**WHAT IS NEEDED**
Copy each line of the data below in which the word "JSON" can be found.

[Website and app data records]
· · · · · · ·

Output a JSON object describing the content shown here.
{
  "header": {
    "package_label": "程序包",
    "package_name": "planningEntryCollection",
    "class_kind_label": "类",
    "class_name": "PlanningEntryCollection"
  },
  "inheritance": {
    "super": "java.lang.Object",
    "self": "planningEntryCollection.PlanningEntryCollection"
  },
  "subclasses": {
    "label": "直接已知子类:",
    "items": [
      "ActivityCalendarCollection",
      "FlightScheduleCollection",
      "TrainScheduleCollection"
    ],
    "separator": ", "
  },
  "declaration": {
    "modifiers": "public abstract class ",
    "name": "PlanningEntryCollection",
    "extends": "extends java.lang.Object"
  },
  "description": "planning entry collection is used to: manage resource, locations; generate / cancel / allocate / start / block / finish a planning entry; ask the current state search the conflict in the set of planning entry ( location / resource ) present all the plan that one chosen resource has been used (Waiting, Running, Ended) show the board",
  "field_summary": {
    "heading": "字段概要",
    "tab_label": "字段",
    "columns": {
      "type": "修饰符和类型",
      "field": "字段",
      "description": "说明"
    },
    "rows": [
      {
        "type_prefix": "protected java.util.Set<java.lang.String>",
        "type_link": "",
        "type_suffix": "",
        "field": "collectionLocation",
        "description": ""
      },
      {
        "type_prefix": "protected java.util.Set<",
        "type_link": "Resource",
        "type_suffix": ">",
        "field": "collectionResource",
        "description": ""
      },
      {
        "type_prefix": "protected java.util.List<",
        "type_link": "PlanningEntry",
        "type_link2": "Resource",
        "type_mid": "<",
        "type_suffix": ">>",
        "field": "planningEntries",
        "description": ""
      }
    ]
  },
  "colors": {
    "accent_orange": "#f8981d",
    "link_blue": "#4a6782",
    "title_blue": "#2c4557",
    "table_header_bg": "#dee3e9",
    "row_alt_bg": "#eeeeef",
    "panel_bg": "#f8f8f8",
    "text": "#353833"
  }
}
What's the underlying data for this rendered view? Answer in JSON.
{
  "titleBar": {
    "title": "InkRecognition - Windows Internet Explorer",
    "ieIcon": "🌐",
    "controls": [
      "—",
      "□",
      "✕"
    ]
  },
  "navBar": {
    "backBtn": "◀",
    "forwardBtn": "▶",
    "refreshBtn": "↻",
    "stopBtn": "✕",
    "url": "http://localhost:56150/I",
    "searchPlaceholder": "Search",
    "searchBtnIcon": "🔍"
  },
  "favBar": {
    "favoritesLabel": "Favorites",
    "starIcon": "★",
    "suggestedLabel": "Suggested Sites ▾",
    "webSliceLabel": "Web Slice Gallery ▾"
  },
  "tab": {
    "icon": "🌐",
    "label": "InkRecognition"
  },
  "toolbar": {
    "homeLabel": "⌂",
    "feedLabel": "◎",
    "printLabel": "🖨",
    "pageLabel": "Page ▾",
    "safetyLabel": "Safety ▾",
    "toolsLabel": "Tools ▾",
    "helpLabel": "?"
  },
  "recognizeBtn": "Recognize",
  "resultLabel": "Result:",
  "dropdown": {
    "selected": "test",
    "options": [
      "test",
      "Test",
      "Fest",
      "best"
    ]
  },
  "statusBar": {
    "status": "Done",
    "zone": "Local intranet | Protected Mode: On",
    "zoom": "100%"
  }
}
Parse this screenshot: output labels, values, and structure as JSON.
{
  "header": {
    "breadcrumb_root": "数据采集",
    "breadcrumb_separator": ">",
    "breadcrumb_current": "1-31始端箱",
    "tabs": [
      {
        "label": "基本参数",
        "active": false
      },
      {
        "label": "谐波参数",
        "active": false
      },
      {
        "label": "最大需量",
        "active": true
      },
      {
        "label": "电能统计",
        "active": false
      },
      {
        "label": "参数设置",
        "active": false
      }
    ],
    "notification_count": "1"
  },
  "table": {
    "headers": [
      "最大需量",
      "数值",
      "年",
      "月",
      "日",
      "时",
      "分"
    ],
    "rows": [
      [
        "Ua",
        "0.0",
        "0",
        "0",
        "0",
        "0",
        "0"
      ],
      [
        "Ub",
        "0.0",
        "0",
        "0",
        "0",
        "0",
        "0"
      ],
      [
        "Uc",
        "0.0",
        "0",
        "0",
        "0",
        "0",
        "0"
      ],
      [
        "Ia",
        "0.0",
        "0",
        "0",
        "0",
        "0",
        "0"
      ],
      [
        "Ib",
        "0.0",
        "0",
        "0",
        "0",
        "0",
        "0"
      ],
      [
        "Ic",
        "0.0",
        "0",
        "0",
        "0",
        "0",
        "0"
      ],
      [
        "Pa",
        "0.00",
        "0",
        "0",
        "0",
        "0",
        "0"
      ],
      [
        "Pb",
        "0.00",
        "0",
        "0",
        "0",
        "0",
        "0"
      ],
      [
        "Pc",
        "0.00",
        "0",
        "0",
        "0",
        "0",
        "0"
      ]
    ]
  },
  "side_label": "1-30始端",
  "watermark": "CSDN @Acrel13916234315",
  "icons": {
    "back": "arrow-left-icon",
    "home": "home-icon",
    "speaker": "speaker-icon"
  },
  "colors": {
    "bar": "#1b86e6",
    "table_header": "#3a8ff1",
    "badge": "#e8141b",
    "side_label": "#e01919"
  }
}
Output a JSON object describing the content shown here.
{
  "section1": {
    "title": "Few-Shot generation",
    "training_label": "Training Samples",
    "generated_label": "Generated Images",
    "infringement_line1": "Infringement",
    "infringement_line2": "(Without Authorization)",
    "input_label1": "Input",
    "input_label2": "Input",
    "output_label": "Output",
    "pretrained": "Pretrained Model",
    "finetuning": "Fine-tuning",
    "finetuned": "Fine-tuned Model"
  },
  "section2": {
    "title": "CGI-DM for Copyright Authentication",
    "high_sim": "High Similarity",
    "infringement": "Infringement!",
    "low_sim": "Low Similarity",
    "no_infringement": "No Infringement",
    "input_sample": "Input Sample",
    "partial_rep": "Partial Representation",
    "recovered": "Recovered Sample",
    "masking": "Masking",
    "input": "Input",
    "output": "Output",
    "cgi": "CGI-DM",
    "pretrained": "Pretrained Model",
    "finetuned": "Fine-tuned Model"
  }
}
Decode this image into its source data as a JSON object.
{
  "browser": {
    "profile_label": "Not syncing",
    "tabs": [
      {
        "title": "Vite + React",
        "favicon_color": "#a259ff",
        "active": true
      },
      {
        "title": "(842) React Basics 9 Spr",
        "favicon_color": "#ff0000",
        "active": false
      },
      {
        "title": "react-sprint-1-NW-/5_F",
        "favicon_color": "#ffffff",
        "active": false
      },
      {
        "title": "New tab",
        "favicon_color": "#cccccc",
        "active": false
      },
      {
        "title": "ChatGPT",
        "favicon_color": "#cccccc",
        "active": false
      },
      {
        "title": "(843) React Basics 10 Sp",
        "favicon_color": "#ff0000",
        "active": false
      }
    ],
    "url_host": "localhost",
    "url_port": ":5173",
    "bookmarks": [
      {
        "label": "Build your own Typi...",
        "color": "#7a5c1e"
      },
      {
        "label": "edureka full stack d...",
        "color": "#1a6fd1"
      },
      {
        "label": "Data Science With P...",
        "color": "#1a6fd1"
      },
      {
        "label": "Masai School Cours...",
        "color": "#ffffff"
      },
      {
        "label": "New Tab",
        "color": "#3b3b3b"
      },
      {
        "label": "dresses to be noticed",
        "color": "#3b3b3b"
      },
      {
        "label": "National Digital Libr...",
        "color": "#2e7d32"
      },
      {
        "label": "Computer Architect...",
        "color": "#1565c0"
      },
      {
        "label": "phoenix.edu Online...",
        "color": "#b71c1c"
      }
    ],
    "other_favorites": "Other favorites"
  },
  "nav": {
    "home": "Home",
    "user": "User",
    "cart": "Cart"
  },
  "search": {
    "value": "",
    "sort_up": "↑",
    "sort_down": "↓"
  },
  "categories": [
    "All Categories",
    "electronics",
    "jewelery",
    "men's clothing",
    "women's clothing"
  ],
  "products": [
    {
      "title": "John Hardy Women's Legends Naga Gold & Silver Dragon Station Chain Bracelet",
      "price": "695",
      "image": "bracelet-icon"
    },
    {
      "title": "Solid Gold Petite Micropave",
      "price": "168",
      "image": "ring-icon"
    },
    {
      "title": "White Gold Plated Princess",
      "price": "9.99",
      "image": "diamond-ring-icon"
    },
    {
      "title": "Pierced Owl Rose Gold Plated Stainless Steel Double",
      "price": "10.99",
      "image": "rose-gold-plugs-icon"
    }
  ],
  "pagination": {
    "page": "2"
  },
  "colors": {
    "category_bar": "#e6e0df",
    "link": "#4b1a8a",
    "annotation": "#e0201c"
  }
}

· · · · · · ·

**FINISHED EXERCISE**
Output a JSON object describing the content shown here.
What's the underlying data for this rendered view? Answer in JSON.
Parse this screenshot: output labels, values, and structure as JSON.
Output a JSON object describing the content shown here.
Decode this image into its source data as a JSON object.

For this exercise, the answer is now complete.